We know from a journal entry that on at least one occasion Harvey attended church with the Wylie family. In another entry dated November 11, 1883 Theophilus writes, ““Friday night Athenian Society had the opening of its new Hall. Harvey Young (Aithiops) one of the speakers. – Such a thing would not have been tolerated 25 yrs ago. – The world moves. –”  Note: Aethiops – antiquated term used to denote the dark complexion of an individual from Ethiopia.

Harvey did not graduate from Indiana University, but rather returned to Indianapolis after three semesters to become a public school teacher in the Indianapolis Public School system. We know from articles published in the Indianapolis News that Harvey taught at IPS schools #19, #23, and #24 from 1885 to 1895. Census records were unable to determine his whereabouts following 1895.

The Underground Railroad and Wylie House

Visitors to Wylie House sometimes ask if the home was part of the Underground Railroad. We cannot verify that it was, but accounts from older local area residents lend support to the idea that it could have been.

According to VisitBloomington.com, “The Covenanters, a group of Scotch-Irish Presbyterians from South Carolina, had settled just outside Bloomington by 1821.  Believing that slavery was a moral evil, the Covenanters acted on their principles and during the Civil War provided a way station for escaped slaves traveling north on the Underground Railroad.” Both Andrew and Theophilus A. Wylie were active members of the Bloomington Reformed Presbyterian Church, so it is reasonable to believe they also held these views.

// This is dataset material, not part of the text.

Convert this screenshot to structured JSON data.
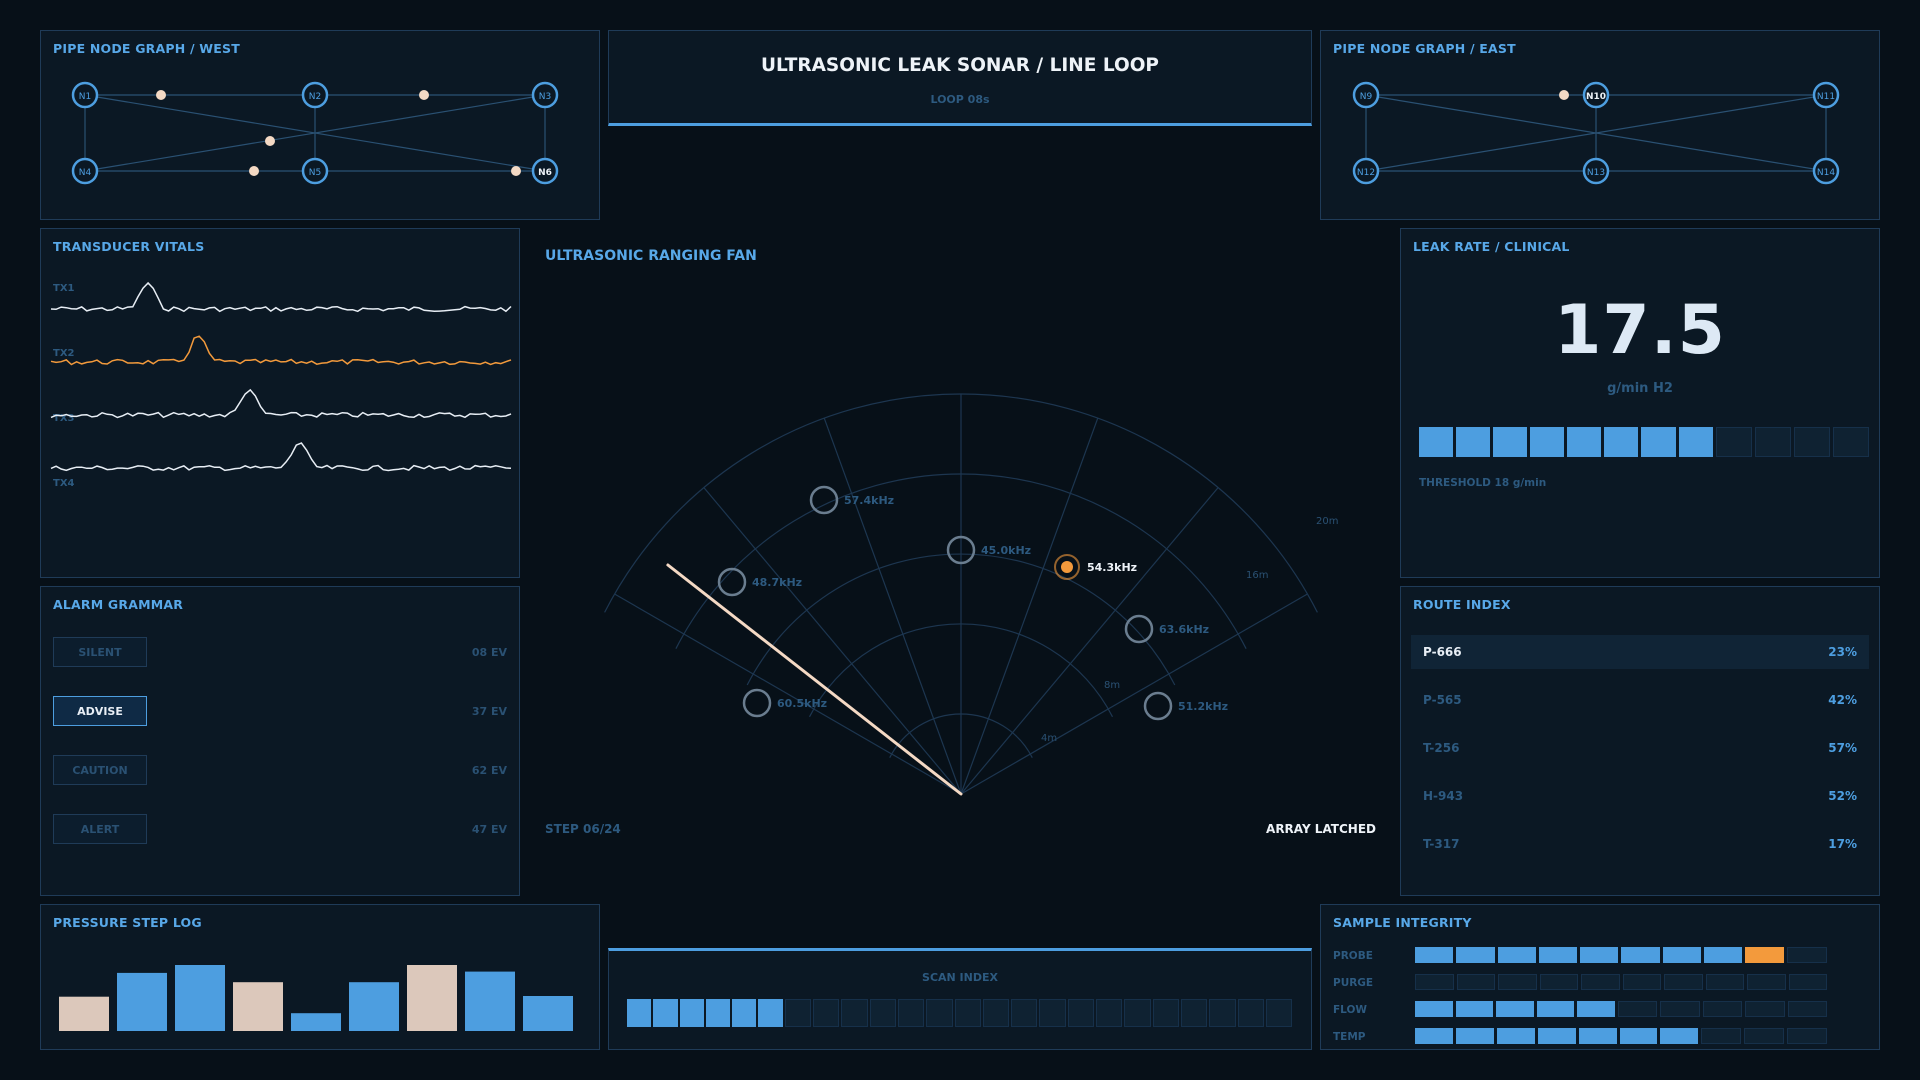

An article published in the September 1917 issue of Indiana Magazine of History entitled, “The Underground Railroad in Monroe County” identifies local individuals, church members, and contemporaries of the Wylies who are believed to have been active participants in the Underground Railroad.

Additional Resources:

Wylie House is happy to assist with reference requests. Please contact us at libwylie.indiana.edu.

Quick Links:

IU Archives Online

Monroe County Historical Society

Monroe County Public Library

National Archives Census Records

Indiana Newspaper Online Archive

Indianapolis News Online Archive